On April 13, 2021, the Nevada State Assembly voted along party lines (26-16) to approve AB 395, a bill that would abolish the state’s death penalty and resentence prisoners currently on death row to life without parole.
AB 395 is the first death penalty abolition bill in Nevada to make it out of a policy committee and be considered in either chamber of the Nevada legislature for a floor vote. However, the fate of the bill in the Senate is far less certain, as Judiciary Committee Chair and Clark County prosecutor Sen. Melanie Scheible (D-Las Vegas) has not committed to giving the bill a hearing. The bill may face another hurdle in the governor’s office, as Nevada Gov. Steve Sisolak has said there are some “incredibly severe situations that may warrant consideration of capital punishment (...) [w]hich is why I have a hard time with the idea of a complete abolishment of the death penalty.”

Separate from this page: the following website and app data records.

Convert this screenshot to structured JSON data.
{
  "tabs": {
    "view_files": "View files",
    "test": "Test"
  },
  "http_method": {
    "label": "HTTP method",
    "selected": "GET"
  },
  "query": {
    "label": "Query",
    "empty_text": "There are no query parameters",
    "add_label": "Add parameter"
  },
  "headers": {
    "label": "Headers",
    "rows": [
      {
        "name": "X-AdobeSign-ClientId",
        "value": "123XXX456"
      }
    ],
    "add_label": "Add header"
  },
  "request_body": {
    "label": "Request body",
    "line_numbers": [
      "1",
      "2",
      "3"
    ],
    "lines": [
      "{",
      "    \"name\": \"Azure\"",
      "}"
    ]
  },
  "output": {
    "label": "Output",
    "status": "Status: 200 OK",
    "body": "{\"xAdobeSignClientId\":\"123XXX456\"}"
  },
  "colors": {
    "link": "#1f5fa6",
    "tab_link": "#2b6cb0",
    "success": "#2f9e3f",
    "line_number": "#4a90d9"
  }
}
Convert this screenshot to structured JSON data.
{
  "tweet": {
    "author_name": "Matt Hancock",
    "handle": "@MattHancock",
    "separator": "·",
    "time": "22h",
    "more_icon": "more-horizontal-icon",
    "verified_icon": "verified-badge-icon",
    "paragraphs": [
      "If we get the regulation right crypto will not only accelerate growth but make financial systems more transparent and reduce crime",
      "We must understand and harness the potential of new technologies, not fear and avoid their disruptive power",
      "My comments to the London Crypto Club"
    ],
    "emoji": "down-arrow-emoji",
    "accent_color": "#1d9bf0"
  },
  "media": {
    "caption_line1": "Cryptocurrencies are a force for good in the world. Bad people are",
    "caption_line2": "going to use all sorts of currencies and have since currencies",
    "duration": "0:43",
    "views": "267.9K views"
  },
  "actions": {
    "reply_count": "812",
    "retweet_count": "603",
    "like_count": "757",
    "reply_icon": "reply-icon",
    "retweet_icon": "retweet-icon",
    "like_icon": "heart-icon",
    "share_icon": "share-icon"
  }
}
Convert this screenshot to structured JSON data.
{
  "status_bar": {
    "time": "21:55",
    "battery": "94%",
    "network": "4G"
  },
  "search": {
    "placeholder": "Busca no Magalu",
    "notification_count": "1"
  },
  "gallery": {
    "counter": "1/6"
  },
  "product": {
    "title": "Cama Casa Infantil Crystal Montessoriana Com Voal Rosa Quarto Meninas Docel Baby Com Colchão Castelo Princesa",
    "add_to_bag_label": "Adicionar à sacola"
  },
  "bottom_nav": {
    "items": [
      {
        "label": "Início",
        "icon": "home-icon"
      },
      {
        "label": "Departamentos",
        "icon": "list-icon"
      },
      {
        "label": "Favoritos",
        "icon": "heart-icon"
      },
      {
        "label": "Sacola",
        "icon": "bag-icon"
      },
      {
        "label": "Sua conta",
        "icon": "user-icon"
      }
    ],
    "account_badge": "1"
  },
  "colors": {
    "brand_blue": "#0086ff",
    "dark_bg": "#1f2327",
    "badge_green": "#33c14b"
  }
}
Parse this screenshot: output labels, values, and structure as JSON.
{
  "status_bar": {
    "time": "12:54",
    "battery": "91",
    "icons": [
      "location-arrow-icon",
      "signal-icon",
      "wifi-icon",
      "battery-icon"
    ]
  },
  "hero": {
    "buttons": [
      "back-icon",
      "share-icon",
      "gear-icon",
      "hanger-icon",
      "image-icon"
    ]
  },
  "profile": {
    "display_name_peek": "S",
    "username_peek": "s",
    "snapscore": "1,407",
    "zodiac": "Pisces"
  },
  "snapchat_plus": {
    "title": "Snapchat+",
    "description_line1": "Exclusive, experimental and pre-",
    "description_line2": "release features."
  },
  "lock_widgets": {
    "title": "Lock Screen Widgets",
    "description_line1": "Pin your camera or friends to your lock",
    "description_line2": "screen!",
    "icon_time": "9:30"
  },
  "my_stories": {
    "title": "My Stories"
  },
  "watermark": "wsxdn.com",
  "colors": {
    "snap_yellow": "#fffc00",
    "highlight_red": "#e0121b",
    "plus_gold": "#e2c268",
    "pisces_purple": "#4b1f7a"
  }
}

Nevada has not carried out an execution since April 2006. However, Clark County, which accounts for three-quarters of Nevada’s death-row population, remains one of the most active death-sentencing counties in the United States, with a particularly high rate of convictions and death sentences being overturned as a result of prosecutorial misconduct.